c) Decide on the appropriate action to be taken to resolve the complaint;
d) Recommend changes to the school’s systems to ensure that problems of a similar nature do not re-occur.
6.7 Most complaints are expected to be resolved at the end of this stage. If the matter is not resolved, the complainant may write to the Chair of Trustees. The letter must be addressed to the Chair via the Clerk to the Trustees, see 5.1.
6.8 Stage 4: Trust Board Consideration
a) The purpose of this stage is to consider matters where Stages 1-3 have failed to resolve the matter raised by the complainant, where that is possible.
b) This stage is the first stage for complaints regarding the Headteacher, Chief Executive Officer of Chief Operating Officer.
c) The same practice applied to Stages 1-3 should be applied.
6.9 However, if the complainant is not happy with the way in which the complaint was processed they can complain to the Education Funding Agency who act on behalf of the Department for Education. A form may be completed and is available at https://www.education.gov.uk/form/school-complaints-form.
7. Vexatious Complaints
7.1 Very rarely, the school may take a decision to close a complaint where the parent is still dissatisfied despite the significant level of scrutiny provided by these procedures. We will do all we can to assist in the resolution of a complaint but sometimes it is simply not possible to meet all of the parent’s wishes and it may be a case of “agreeing to disagree”. If

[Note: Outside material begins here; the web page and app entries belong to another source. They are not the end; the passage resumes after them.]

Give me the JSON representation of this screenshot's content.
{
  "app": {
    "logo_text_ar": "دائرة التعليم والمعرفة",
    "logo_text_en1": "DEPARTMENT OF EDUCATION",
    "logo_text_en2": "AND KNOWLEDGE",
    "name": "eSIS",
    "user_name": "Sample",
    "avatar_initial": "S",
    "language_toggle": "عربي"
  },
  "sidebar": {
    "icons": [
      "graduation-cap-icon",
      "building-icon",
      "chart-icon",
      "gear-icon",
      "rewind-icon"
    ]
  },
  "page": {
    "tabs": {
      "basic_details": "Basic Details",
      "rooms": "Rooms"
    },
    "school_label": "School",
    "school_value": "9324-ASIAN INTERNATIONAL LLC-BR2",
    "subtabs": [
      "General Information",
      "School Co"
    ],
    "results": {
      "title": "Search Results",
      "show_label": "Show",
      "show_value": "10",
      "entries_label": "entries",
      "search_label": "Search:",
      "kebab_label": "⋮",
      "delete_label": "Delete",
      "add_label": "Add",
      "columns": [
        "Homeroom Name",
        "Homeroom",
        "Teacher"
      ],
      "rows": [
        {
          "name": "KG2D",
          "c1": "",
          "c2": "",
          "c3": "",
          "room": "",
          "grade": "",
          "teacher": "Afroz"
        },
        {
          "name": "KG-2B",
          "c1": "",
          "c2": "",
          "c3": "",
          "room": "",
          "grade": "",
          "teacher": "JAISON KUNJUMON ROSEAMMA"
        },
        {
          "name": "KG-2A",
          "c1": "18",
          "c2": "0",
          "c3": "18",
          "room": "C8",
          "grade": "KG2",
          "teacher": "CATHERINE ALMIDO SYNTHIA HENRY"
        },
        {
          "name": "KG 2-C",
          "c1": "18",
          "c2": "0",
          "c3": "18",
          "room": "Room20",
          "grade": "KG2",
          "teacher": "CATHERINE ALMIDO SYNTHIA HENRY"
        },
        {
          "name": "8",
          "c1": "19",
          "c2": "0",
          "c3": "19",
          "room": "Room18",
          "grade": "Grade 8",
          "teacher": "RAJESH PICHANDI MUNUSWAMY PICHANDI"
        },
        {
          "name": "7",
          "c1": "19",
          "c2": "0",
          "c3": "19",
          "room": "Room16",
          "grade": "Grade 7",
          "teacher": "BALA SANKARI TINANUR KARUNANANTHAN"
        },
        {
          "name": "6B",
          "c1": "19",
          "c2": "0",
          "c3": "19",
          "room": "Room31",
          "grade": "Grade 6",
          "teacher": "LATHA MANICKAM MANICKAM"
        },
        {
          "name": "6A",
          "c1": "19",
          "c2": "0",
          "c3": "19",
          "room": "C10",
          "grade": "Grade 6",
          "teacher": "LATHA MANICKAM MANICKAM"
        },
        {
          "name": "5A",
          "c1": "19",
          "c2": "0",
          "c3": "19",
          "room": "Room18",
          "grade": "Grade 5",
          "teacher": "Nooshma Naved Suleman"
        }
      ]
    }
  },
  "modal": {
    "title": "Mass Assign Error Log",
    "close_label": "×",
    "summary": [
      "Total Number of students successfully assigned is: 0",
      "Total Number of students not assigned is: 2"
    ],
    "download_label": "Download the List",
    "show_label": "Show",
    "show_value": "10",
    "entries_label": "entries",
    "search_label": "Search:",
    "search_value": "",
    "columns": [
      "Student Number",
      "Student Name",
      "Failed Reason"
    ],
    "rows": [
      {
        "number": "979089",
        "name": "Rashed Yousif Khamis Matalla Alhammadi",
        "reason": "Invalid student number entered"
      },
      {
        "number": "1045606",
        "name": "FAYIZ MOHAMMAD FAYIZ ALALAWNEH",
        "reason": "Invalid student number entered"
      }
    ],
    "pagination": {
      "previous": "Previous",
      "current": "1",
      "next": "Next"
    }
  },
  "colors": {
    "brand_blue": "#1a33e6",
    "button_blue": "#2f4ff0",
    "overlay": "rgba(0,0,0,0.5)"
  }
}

a parent persists in making representations to the school which are wholly or substantially similar to a complaint which has exhausted the internal procedures or where complaints or representations are made which are false or where the intention is to disrupt the smooth running of the school (in the reasonable opinion of the school), then the school reserves the right to take no further action in respect of that complaint or concern.
8. General & Monitoring

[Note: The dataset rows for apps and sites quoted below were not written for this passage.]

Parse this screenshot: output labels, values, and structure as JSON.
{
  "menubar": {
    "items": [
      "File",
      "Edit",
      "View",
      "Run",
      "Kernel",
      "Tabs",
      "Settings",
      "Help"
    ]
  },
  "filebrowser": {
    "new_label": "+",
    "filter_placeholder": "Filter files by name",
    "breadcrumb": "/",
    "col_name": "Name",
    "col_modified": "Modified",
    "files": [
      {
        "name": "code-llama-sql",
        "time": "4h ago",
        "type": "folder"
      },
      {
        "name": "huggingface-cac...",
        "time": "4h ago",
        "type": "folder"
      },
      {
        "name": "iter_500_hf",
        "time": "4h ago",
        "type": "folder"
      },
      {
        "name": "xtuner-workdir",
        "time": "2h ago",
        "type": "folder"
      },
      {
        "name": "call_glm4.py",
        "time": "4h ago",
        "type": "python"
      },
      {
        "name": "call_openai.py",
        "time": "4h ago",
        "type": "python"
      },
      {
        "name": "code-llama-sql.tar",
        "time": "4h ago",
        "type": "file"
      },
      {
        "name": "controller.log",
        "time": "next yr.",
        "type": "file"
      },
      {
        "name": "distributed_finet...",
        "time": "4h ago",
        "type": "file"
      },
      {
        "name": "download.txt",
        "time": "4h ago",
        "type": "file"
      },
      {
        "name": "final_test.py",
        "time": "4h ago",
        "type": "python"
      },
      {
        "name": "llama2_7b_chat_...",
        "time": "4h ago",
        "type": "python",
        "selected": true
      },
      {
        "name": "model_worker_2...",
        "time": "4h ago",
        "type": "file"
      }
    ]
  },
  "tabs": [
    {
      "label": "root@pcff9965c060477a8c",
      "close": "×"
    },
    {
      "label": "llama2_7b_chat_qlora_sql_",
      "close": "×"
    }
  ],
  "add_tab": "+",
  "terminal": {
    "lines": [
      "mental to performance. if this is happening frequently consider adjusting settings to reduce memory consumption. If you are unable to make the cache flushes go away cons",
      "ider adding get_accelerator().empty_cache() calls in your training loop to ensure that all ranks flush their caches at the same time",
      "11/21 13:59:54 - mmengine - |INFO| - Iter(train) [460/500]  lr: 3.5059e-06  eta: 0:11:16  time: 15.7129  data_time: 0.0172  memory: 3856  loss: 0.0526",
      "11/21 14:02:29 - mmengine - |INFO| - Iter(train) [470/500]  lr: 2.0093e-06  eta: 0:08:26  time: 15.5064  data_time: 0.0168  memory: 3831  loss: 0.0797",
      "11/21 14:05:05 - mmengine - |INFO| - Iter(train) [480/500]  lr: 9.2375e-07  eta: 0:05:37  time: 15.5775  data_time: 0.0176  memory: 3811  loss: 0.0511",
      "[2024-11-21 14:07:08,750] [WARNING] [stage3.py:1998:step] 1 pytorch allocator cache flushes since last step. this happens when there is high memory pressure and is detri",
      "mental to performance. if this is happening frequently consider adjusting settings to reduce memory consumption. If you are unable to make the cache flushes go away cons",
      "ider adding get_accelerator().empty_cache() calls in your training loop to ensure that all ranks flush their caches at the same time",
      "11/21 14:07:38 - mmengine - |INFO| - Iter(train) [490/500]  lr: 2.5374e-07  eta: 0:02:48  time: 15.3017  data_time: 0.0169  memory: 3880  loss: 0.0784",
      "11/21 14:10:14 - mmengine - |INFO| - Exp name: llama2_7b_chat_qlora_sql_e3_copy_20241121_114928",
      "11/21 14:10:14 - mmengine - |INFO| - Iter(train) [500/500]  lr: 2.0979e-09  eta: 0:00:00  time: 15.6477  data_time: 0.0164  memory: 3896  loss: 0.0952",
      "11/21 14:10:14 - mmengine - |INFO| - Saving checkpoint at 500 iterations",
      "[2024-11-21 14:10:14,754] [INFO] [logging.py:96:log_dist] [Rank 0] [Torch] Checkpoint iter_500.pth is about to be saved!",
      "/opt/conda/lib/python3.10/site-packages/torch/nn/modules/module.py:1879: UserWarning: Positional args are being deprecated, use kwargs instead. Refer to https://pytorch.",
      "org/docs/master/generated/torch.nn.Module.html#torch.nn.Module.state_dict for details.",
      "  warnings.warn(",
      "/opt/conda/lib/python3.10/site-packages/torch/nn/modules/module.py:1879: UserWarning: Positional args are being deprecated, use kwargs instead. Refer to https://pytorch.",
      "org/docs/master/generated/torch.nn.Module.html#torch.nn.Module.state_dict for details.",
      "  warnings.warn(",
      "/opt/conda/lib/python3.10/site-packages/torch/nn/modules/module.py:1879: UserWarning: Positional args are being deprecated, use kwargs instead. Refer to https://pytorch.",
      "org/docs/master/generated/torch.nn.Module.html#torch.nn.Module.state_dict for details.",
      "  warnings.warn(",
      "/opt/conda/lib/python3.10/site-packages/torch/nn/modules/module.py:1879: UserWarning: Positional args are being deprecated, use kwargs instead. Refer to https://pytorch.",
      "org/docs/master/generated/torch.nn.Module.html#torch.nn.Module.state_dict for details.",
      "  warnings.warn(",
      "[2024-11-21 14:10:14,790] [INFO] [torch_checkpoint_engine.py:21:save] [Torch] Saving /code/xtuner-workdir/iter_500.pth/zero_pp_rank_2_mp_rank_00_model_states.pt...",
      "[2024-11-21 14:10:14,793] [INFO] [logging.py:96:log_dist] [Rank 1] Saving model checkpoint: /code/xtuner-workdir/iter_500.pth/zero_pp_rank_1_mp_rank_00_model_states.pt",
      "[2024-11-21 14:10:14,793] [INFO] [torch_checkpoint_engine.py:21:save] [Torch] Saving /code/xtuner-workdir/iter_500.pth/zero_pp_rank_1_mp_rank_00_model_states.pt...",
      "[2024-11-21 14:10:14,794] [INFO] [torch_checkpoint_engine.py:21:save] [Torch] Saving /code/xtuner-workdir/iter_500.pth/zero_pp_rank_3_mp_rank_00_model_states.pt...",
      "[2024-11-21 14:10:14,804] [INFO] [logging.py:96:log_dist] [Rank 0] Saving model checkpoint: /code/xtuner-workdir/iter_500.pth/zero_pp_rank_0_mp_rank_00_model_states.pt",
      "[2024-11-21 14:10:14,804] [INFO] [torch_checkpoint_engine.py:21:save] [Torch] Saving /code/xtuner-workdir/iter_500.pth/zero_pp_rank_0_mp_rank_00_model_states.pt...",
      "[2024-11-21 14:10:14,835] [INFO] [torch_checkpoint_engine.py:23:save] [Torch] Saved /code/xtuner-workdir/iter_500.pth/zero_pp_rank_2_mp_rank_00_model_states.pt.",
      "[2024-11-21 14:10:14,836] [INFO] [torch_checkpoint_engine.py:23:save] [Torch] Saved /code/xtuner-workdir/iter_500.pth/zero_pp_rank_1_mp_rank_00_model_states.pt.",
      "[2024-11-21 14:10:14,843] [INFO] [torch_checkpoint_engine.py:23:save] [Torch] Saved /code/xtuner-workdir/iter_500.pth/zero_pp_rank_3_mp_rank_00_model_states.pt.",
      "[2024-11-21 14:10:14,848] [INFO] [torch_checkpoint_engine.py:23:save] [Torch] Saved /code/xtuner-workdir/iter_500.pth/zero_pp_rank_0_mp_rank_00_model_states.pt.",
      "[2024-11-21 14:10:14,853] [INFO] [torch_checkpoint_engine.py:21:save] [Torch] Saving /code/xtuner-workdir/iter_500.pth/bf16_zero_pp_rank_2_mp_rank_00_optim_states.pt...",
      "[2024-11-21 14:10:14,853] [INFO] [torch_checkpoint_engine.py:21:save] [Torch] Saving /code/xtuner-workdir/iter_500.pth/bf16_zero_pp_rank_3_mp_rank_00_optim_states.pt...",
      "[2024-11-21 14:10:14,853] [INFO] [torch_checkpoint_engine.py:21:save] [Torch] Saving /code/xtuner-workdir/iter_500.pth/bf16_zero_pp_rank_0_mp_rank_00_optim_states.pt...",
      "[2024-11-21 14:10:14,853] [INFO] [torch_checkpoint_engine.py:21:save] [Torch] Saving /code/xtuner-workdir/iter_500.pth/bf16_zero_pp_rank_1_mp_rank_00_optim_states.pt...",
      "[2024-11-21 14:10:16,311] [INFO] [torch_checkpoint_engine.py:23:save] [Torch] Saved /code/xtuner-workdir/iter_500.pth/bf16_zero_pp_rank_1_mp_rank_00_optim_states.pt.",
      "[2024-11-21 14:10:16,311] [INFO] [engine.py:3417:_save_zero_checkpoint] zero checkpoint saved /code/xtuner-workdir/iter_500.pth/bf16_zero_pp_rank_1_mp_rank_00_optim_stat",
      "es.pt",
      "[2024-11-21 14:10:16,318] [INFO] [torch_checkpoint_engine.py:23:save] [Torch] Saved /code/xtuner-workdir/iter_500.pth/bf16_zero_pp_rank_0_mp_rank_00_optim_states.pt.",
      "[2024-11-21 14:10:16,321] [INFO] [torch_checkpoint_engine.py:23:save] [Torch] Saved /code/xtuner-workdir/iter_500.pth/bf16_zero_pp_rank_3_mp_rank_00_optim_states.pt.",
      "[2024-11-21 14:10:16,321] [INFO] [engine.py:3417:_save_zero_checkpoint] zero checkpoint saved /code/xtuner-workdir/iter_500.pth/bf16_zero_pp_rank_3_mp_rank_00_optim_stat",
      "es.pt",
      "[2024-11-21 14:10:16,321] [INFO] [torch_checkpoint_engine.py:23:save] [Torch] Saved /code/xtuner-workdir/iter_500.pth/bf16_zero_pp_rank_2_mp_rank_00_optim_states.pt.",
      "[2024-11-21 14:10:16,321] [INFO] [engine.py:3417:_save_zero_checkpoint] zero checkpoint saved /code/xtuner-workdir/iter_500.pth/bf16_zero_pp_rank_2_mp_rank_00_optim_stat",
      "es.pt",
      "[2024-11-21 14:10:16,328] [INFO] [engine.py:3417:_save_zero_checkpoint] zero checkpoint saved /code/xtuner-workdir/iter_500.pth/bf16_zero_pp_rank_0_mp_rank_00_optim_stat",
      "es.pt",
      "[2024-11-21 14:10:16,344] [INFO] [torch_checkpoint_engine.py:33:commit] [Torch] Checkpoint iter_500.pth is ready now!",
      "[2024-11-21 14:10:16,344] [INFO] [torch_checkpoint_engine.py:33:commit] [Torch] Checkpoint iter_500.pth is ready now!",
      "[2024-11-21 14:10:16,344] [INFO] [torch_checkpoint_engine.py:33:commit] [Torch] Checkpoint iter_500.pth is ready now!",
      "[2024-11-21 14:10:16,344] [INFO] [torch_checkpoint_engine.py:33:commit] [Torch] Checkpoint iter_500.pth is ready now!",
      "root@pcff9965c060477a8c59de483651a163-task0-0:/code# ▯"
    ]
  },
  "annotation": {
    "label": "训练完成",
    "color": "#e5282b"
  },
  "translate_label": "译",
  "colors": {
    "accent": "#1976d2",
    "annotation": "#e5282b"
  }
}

8.1 All complaints and correspondence/hearings under the complaints policy are treated as confidential and will only be disclosed when required to do so by law.

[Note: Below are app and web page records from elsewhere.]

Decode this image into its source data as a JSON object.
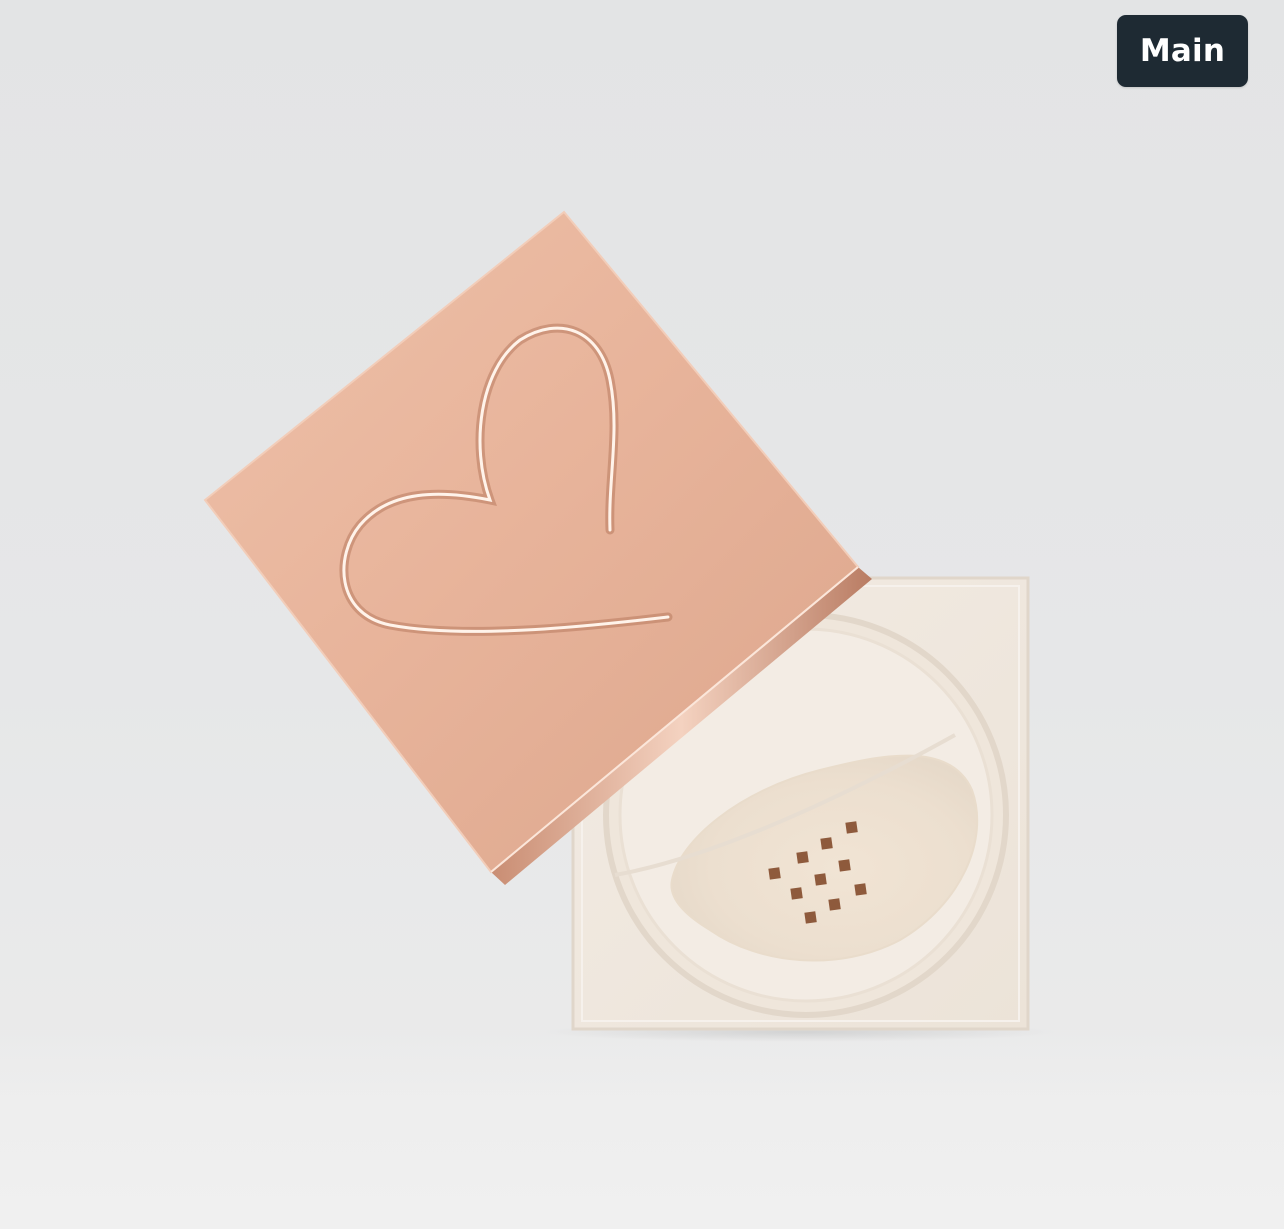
{
  "badge": {
    "label": "Main"
  },
  "colors": {
    "background": "#e6e7e8",
    "badge_bg": "#1e2a33",
    "badge_text": "#ffffff",
    "lid_rose_gold": "#e6b198",
    "powder": "#efe2d2"
  },
  "image": {
    "subject_icon": "loose-powder-jar-with-rose-gold-heart-lid"
  }
}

8.2 The Trust board will review on a regular basis the operation of the complaints policy, the number of complaints received and the stage at which these complaints were resolved.